As a result, people have been forced to get creative, in some cases dividing the responsibilities of home ownership between family members. A typical arrangement looks something like this:
Parents: Purchase the home as legal owners and take out the mortgage in their own name.
Kid: Chips in for the down payment, maintains the house while living in it as his primary residence, and pays the mortgage as it comes due.
These new types of arrangements, while achieving the desired goals, create confusion when determining which party is entitled to deduct the mortgage interest on their tax return. Fortunately, a mix of regulatory authority and judicial precedent provides the necessary guidance, but in order to determine whether Parents or Kid are entitled to the interest deduction in the scenario posed above, you’ve got to work through a series of questions:
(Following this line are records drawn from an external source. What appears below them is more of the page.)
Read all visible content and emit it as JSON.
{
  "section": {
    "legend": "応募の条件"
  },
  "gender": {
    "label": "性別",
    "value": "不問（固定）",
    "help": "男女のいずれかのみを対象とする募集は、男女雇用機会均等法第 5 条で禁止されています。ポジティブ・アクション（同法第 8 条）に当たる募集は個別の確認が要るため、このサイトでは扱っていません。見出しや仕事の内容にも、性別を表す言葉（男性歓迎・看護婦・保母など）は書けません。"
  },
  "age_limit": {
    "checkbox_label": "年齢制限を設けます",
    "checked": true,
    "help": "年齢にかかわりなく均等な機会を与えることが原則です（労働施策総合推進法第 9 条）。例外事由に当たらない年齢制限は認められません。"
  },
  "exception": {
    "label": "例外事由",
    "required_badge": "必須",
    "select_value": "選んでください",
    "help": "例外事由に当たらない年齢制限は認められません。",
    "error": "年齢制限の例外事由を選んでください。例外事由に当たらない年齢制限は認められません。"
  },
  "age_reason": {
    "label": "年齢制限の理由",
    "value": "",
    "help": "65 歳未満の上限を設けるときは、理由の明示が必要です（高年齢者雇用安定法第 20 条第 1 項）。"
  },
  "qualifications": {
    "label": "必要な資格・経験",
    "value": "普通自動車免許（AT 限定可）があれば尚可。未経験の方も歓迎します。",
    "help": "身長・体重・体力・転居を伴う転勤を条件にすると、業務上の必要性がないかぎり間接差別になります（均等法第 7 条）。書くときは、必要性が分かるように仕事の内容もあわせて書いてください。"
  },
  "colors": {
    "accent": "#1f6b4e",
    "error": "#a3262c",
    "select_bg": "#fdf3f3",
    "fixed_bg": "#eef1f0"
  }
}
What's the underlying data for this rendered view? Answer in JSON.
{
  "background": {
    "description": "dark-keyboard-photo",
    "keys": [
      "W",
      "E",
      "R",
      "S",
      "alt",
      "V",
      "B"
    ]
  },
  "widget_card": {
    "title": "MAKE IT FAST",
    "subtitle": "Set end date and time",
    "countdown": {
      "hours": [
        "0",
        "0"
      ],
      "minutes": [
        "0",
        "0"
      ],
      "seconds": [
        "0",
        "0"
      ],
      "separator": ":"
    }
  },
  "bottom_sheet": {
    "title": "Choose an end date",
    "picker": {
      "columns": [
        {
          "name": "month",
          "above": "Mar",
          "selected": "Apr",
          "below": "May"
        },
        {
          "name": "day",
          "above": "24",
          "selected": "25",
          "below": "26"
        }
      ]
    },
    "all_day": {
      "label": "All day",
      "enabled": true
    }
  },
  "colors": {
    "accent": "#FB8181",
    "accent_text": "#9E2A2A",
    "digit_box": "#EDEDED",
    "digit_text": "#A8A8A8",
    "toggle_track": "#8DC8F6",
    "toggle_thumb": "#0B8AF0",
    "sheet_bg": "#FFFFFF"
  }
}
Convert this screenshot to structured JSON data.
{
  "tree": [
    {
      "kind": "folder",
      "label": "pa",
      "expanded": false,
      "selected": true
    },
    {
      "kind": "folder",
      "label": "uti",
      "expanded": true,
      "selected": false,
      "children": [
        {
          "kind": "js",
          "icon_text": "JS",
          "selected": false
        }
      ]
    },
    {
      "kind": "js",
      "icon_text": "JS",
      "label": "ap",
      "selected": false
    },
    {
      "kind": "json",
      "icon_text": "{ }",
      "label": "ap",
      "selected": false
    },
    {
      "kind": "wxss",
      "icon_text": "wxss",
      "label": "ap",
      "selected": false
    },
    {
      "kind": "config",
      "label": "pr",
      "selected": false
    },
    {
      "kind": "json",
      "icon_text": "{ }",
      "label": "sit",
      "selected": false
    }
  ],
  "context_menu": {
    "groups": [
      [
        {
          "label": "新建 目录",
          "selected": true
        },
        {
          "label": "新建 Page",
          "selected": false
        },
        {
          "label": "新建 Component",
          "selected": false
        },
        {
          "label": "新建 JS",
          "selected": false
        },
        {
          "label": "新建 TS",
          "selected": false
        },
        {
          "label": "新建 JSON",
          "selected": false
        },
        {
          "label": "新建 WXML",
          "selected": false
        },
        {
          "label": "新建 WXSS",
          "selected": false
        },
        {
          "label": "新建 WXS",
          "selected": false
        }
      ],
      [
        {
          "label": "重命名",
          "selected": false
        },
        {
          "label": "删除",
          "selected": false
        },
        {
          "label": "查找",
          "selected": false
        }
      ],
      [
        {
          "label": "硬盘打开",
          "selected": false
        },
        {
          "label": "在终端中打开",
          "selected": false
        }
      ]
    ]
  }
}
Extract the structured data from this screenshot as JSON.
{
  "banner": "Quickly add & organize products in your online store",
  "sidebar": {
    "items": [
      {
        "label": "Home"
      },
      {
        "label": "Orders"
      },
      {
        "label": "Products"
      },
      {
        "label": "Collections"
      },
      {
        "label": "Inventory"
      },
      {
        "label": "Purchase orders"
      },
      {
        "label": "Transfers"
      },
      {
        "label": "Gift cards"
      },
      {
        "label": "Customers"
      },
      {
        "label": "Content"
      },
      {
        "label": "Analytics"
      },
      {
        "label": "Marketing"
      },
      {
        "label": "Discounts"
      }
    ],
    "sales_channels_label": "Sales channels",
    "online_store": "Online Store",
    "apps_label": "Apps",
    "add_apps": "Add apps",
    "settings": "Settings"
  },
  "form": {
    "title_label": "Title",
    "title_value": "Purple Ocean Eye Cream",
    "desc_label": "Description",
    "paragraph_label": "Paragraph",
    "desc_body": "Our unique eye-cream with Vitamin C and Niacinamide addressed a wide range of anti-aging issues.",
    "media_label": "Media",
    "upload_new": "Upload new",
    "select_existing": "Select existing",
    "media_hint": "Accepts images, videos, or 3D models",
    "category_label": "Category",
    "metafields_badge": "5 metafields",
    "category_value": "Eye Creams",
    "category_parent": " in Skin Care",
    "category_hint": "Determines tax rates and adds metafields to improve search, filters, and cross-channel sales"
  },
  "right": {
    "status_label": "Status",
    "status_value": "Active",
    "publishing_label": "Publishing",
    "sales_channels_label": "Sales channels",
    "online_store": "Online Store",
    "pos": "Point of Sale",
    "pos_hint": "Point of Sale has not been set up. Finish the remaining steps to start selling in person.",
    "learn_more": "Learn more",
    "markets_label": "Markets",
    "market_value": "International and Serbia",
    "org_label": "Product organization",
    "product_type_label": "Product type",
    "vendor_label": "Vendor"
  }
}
1. Who paid the mortgage? First things first, because individuals are cash basis taxpayers, only the taxpayer who actually pays the mortgage is entitled to a deduction. So Parents are out, since Kid paid the principal and interest as it came due.
2. Who is listed as the borrower on the mortgage? In general, a taxpayer can’t deduct interest he pays on a debt that isn’t his.[i] Thus, without some relief, Kid can’t deduct the mortgage interest either — even though he paid it — because he’s not listed as a co-borrower on the mortgage. Which takes us to…
3. Who has legal title to the house? Treas. Reg. §1.163-1(b) provides an exception to the general rule found in #2. Pursuant to the regulations, even if a taxpayer is not directly liable on the mortgage, he can deduct any interest he pays on the debt as long as he is the legal owner of the house; i.e., a deed holder. Unfortunately, this doesn’t help Kid in our case because he is not listed on the deed, and thus is not a legal owner of the home.
4. So then nobody is entitled to deduct the mortgage interest? Not so fast. The regulations also allow a taxpayer who is an “equitable” owner of the house to deduct the mortgage interest he pays, even if he is not listed on the mortgage as a co-borrower.
What constitutes an “equitable” owner of a house? The Tax Court has typically defined an equitable owner as one who:
- Has a right to possess the property and to enjoy the use, rents or profits thereof;
- Has a duty to maintain the property;
- Is responsible for insuring the property;
- Bears the property’s risk of loss;
- Is obligated to pay the property’s taxes, assessments or charges;
- Has the right to improve the property without the owner’s consent; and
- Has the right to obtain legal title at any time by paying the balance of the purchase price.[ii]
In our fact pattern, Kid clearly meets the requirements of factors 1 and 2, as he lives in the home as his primary residence and is responsible for its upkeep. Presumably, Kid also meets factor 6 –since the house is recognized by Parents as belonging to him — and factor 7, assuming he could eventually borrow the funds necessary to buy out Parents’ legal interest.
Lastly, because Kid contributed to the down payment, he should meet factor 4, as he bears a portion of the risk of loss associated with the house to the extent of his piece of the down payment. This can be a critical factor; if Kid doesn’t contribute any cash towards funding the down payment, this factor swings the other way, and it may well sway the ultimate determination of Kid’s status as “equitable owner” from yay to nay.
So parents, as much as it may pain you to have Junior buck up for his share of the down payment, it’s actually in his best interest to do so. Without it, his mortgage interest deduction may go up in smoke.